FOR LOVE OR REWARD? Experimental evidence on the economics of gift-giving to parents by their adult children

Gifts to elderly parents from their adult children are often motivated by the latter’s expectations of what they may receive in return. That is the... More

WHY MARKETS FOR HOUSES ARE MORE SEASONAL THAN MARKETS FOR APARTMENTS: Evidence from Norway

Differences in the process of matching buyers to properties in the markets for houses and apartments lead to significant differences in the... More

A LANDSCAPE THAT COLUMBUS WOULD RECOGNISE: New research explores whether today’s patterns of wealth and poverty were already determined by 1492

Efforts to change the geography of economic activity face centuries-old forces working against them, according to research by economists William... More

WIDENING CORPORATE BOND SPREADS ARE A GOOD EARLY WARNING OF RECESSION: New evidence for European economies

New research finds that corporate bond spreads – the difference in yields between a risky corporate bond and a low-risk government bond – have... More
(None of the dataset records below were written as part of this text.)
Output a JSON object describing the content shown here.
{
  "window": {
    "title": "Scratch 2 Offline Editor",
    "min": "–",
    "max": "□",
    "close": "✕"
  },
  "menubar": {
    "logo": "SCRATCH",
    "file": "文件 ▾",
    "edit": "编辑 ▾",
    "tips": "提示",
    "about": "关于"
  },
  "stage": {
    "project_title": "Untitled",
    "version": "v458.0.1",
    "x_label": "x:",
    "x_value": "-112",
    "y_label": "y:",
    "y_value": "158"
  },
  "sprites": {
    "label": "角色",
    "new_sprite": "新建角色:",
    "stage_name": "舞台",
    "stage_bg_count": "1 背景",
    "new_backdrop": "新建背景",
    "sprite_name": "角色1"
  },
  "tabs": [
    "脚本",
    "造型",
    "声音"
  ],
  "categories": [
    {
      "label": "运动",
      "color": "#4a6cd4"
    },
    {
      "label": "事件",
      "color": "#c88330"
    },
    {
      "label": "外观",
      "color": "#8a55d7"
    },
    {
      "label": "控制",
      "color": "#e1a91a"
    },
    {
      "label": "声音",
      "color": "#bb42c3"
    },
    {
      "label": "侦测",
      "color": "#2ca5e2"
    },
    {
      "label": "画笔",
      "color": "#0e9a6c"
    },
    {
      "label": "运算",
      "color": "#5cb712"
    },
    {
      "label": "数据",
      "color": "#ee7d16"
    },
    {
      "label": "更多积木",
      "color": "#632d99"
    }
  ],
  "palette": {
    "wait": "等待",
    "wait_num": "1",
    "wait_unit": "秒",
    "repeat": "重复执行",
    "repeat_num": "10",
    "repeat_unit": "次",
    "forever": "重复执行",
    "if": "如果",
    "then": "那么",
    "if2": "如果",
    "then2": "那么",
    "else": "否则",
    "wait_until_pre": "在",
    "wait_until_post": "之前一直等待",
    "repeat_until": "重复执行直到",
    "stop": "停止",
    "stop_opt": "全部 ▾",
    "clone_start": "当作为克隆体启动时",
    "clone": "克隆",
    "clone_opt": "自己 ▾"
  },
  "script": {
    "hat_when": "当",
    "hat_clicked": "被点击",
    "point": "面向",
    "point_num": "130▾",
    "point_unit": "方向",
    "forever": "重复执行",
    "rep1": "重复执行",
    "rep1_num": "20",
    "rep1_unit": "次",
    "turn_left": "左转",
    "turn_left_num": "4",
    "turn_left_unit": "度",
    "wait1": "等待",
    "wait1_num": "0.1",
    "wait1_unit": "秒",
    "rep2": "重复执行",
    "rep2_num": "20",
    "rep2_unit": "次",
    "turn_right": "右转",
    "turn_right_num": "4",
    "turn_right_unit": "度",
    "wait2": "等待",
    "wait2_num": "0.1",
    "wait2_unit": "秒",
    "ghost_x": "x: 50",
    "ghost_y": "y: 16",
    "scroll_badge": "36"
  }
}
DISCOUNTED TUITION FEES CAN REDUCE CLASS ATTENDANCE: Evidence of the ‘sunk-cost effect’ among Dutch university students

University students who received a surprise discount on their fees for voluntary extra-curricular tutorials responded by being less likely to show up... More

THE HIDDEN COSTS OF DOWNSIZING: Experimental evidence of the potential damage to the performance of surviving staff

Firms that lay off staff can see a significant reduction in the performance of their remaining workers, according to an experimental study by Frank... More